Unlike apostles, whose authority was established by Christ’s direct call, New Testament prophets were to be tested before their words were trusted. Paul wrote, “Do not despise prophecies, but test everything; hold fast what is good” (1Thess 5:20-21 ESV). John wrote, “Beloved, believe not every spirit, but try the spirits whether they are of God: because many false prophets are gone out into the world” (1John 4:1). The indwelling Spirit of God helps believers in every age sense the true and suspect the false (1John 2:20, 27). But God also gave the early church some who were gifted specifically to guard against false prophecies. An orderly assembly allowed two or three prophets to speak, one at a time, and then others “judged” (1Cor 14:29). The others (literally, “other of the same kind”) were likely themselves prophets, but also possessors of the gift of discernment (1Cor 12:10). Just as the one who spoke with the gift of a foreign tongue could be understood by the gifted interpreter, the gifted prophet was verified by the gifted discerner (1Cor 14:27-32).
A further test is found in Paul’s statement, “If any man think himself to be a prophet, or spiritual, let him acknowledge that the things that I write unto you are the commandments of the Lord” (1Cor 14:37). A true prophet recognized the authority of the apostles’ writings, never contradicting the written Word of God.
A fourth test of any prophet is accuracy. The Lord said to Israel, “When a prophet speaketh … if the thing follow not, nor come to pass, that is the thing which the Lord hath not spoken, but the prophet hath spoken it presumptuously” (Deut 18:22). The consequences: “The prophet, which shall presume to speak a word in My name, which I have not commanded him to speak … even that prophet shall die” (Deut 18:20). While the command to put to death false prophets is not for the church, the accuracy of the Lord’s true prophets never changed. They had to get it right 100% of the time. Luke carefully notes the true prophets’ predictions “came to pass” (Acts 11:28; 27:44).
Finality of the Prophets
When constructing, the foundation is done long before the building is complete. For the Church, the foundation’s completion coincided with the delivery of the New Testament. Jude refers to “the faith that was once for all delivered to the saints” (1:3 Newberry). “The faith” being the sum of the truth—the Scriptures—was “delivered to the saints” and, once complete, are never to be added to. Paul describes this completeness in 1 Corinthians 13: “When that which is perfect is come, then that which is in part shall be done away” (v10). Partial revelations to prophets became pointless as nothing is to be added to the completed revelation.

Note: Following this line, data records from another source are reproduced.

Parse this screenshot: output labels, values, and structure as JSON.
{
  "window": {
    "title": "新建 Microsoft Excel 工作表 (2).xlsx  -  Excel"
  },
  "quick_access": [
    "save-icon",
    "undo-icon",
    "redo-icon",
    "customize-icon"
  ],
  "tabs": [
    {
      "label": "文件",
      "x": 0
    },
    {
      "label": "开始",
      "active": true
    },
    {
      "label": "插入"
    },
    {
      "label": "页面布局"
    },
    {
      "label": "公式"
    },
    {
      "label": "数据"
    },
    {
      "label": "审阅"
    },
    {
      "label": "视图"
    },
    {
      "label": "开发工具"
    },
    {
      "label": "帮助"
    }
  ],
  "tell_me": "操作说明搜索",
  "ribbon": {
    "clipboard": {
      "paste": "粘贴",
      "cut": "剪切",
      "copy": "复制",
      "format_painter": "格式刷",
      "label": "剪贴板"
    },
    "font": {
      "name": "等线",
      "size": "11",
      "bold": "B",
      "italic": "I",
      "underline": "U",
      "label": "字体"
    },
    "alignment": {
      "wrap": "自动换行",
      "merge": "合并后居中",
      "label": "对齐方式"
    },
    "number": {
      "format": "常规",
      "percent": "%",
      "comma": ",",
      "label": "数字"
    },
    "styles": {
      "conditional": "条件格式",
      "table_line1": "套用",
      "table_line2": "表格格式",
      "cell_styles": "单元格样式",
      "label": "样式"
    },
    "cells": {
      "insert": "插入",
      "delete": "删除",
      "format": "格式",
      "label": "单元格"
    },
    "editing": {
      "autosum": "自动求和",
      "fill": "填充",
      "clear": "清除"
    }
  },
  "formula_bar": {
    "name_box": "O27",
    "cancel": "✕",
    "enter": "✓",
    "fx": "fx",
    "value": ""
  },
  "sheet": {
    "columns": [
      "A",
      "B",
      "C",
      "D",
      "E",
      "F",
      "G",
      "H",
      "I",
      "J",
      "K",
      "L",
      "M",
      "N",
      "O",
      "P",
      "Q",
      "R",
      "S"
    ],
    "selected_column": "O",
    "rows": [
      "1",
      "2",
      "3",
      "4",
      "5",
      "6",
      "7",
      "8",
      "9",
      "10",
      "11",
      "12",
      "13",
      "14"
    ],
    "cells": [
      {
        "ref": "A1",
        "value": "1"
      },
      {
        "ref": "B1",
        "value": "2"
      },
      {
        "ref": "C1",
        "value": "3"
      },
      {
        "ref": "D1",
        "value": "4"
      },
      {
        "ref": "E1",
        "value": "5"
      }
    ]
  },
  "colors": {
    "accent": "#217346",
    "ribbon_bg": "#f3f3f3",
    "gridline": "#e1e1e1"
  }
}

The prophets “passed away” (vv8-10), being replaced by something far superior—the mature, clear, written Word of God (vv11-12).
Are there New Testament prophets today? Clearly, the answer is “No.” They were part of the foundation, and the foundation is complete. They were used for revelation, and the revelation is complete. In fact, to claim to have the gift of prophecy today contradicts the writings of the apostles, failing a key test of a true prophet—not to mention the need for 100% accuracy. Could we say kindly, “If any man think himself to be a prophet, please think again”?
Will God send prophets in the future? Yes, but not for the Church. Once the Church is raptured, humanity will be deceived by many false prophets (Matt 24:11, 24; Rev 19:20). Into that scene of judgment God will send two prophets (Rev 11). Their subsequent murder reflects this world’s hatred of everything God has revealed by His prophets in both of His Testaments. Their miraculous resurrection and ascension affirms that “heaven and earth shall pass away: but My words shall not pass away” (Luke 21:33). We thank God for the true prophets He used to communicate the Old and New Testaments, and we rest and rejoice today in the complete, eternal, infallible, unchanging, written Word of God.